→ **DATA TO EXAMINE**:
■ ■ ■

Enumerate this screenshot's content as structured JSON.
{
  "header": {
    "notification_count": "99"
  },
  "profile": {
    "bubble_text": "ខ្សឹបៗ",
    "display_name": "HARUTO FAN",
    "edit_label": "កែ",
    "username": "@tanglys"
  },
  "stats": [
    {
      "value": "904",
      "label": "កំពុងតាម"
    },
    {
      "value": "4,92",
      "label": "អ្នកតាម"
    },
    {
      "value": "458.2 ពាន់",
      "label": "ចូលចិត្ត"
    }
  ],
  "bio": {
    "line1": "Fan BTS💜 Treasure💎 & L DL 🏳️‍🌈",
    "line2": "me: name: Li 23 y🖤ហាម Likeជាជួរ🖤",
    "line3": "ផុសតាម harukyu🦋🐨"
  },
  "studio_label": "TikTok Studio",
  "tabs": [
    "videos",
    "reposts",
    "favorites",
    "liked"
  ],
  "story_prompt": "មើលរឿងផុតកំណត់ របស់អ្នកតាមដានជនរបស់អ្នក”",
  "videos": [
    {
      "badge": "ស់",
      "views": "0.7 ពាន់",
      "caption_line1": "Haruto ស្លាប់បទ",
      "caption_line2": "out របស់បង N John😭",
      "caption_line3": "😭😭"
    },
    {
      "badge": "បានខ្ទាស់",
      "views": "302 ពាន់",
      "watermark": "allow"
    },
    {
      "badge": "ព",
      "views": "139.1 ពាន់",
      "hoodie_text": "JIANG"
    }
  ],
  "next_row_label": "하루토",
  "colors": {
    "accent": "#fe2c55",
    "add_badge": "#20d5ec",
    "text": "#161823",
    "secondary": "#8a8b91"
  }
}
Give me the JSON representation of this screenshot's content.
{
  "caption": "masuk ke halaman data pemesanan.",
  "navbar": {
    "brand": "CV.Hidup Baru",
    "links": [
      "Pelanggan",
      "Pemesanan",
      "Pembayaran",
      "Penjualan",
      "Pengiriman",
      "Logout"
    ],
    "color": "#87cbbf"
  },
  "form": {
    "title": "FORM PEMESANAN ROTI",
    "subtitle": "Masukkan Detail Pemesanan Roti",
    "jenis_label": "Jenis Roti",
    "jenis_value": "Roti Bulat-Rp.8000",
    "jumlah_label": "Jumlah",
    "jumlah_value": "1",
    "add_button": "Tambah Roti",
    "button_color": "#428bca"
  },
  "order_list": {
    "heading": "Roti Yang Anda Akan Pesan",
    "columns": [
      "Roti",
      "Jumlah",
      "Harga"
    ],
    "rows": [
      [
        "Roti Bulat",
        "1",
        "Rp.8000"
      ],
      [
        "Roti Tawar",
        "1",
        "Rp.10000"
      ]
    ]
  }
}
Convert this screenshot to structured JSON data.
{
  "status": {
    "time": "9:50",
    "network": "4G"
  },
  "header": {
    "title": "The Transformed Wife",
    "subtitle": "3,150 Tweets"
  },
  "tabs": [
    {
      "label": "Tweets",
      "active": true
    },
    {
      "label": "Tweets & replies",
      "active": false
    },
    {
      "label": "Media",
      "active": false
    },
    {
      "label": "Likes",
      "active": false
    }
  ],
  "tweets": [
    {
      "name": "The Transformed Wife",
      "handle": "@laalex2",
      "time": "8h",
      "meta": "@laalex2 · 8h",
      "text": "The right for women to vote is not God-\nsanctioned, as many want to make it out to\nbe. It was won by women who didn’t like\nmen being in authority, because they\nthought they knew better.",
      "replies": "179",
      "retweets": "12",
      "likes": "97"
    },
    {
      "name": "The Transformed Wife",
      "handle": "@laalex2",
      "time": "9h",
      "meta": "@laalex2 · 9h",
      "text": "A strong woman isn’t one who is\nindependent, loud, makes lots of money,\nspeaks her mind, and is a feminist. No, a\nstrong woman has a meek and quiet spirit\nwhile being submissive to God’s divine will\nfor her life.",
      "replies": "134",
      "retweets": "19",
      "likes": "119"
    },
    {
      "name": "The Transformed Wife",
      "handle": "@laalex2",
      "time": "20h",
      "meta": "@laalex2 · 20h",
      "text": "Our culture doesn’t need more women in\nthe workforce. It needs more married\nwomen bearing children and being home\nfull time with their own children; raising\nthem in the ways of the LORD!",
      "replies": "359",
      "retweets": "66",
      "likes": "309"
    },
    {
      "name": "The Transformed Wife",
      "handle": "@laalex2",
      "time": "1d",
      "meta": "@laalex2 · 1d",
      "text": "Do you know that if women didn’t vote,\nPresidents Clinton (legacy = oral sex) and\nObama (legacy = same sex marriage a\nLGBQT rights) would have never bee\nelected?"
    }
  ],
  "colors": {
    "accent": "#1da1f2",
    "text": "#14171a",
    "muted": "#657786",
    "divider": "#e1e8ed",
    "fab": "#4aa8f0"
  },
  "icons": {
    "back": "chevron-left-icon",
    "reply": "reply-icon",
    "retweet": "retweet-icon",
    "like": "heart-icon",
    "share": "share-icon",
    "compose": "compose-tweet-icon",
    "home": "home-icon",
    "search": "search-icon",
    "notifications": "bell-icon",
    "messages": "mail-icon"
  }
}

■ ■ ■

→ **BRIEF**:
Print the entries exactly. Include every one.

→ **SOLUTION**:
Enumerate this screenshot's content as structured JSON.
{
  "header": {
    "notification_count": "99"
  },
  "profile": {
    "bubble_text": "ខ្សឹបៗ",
    "display_name": "HARUTO FAN",
    "edit_label": "កែ",
    "username": "@tanglys"
  },
  "stats": [
    {
      "value": "904",
      "label": "កំពុងតាម"
    },
    {
      "value": "4,92",
      "label": "អ្នកតាម"
    },
    {
      "value": "458.2 ពាន់",
      "label": "ចូលចិត្ត"
    }
  ],
  "bio": {
    "line1": "Fan BTS💜 Treasure💎 & L DL 🏳️‍🌈",
    "line2": "me: name: Li 23 y🖤ហាម Likeជាជួរ🖤",
    "line3": "ផុសតាម harukyu🦋🐨"
  },
  "studio_label": "TikTok Studio",
  "tabs": [
    "videos",
    "reposts",
    "favorites",
    "liked"
  ],
  "story_prompt": "មើលរឿងផុតកំណត់ របស់អ្នកតាមដានជនរបស់អ្នក”",
  "videos": [
    {
      "badge": "ស់",
      "views": "0.7 ពាន់",
      "caption_line1": "Haruto ស្លាប់បទ",
      "caption_line2": "out របស់បង N John😭",
      "caption_line3": "😭😭"
    },
    {
      "badge": "បានខ្ទាស់",
      "views": "302 ពាន់",
      "watermark": "allow"
    },
    {
      "badge": "ព",
      "views": "139.1 ពាន់",
      "hoodie_text": "JIANG"
    }
  ],
  "next_row_label": "하루토",
  "colors": {
    "accent": "#fe2c55",
    "add_badge": "#20d5ec",
    "text": "#161823",
    "secondary": "#8a8b91"
  }
}
Give me the JSON representation of this screenshot's content.
{
  "caption": "masuk ke halaman data pemesanan.",
  "navbar": {
    "brand": "CV.Hidup Baru",
    "links": [
      "Pelanggan",
      "Pemesanan",
      "Pembayaran",
      "Penjualan",
      "Pengiriman",
      "Logout"
    ],
    "color": "#87cbbf"
  },
  "form": {
    "title": "FORM PEMESANAN ROTI",
    "subtitle": "Masukkan Detail Pemesanan Roti",
    "jenis_label": "Jenis Roti",
    "jenis_value": "Roti Bulat-Rp.8000",
    "jumlah_label": "Jumlah",
    "jumlah_value": "1",
    "add_button": "Tambah Roti",
    "button_color": "#428bca"
  },
  "order_list": {
    "heading": "Roti Yang Anda Akan Pesan",
    "columns": [
      "Roti",
      "Jumlah",
      "Harga"
    ],
    "rows": [
      [
        "Roti Bulat",
        "1",
        "Rp.8000"
      ],
      [
        "Roti Tawar",
        "1",
        "Rp.10000"
      ]
    ]
  }
}
Convert this screenshot to structured JSON data.
{
  "status": {
    "time": "9:50",
    "network": "4G"
  },
  "header": {
    "title": "The Transformed Wife",
    "subtitle": "3,150 Tweets"
  },
  "tabs": [
    {
      "label": "Tweets",
      "active": true
    },
    {
      "label": "Tweets & replies",
      "active": false
    },
    {
      "label": "Media",
      "active": false
    },
    {
      "label": "Likes",
      "active": false
    }
  ],
  "tweets": [
    {
      "name": "The Transformed Wife",
      "handle": "@laalex2",
      "time": "8h",
      "meta": "@laalex2 · 8h",
      "text": "The right for women to vote is not God-\nsanctioned, as many want to make it out to\nbe. It was won by women who didn’t like\nmen being in authority, because they\nthought they knew better.",
      "replies": "179",
      "retweets": "12",
      "likes": "97"
    },
    {
      "name": "The Transformed Wife",
      "handle": "@laalex2",
      "time": "9h",
      "meta": "@laalex2 · 9h",
      "text": "A strong woman isn’t one who is\nindependent, loud, makes lots of money,\nspeaks her mind, and is a feminist. No, a\nstrong woman has a meek and quiet spirit\nwhile being submissive to God’s divine will\nfor her life.",
      "replies": "134",
      "retweets": "19",
      "likes": "119"
    },
    {
      "name": "The Transformed Wife",
      "handle": "@laalex2",
      "time": "20h",
      "meta": "@laalex2 · 20h",
      "text": "Our culture doesn’t need more women in\nthe workforce. It needs more married\nwomen bearing children and being home\nfull time with their own children; raising\nthem in the ways of the LORD!",
      "replies": "359",
      "retweets": "66",
      "likes": "309"
    },
    {
      "name": "The Transformed Wife",
      "handle": "@laalex2",
      "time": "1d",
      "meta": "@laalex2 · 1d",
      "text": "Do you know that if women didn’t vote,\nPresidents Clinton (legacy = oral sex) and\nObama (legacy = same sex marriage a\nLGBQT rights) would have never bee\nelected?"
    }
  ],
  "colors": {
    "accent": "#1da1f2",
    "text": "#14171a",
    "muted": "#657786",
    "divider": "#e1e8ed",
    "fab": "#4aa8f0"
  },
  "icons": {
    "back": "chevron-left-icon",
    "reply": "reply-icon",
    "retweet": "retweet-icon",
    "like": "heart-icon",
    "share": "share-icon",
    "compose": "compose-tweet-icon",
    "home": "home-icon",
    "search": "search-icon",
    "notifications": "bell-icon",
    "messages": "mail-icon"
  }
}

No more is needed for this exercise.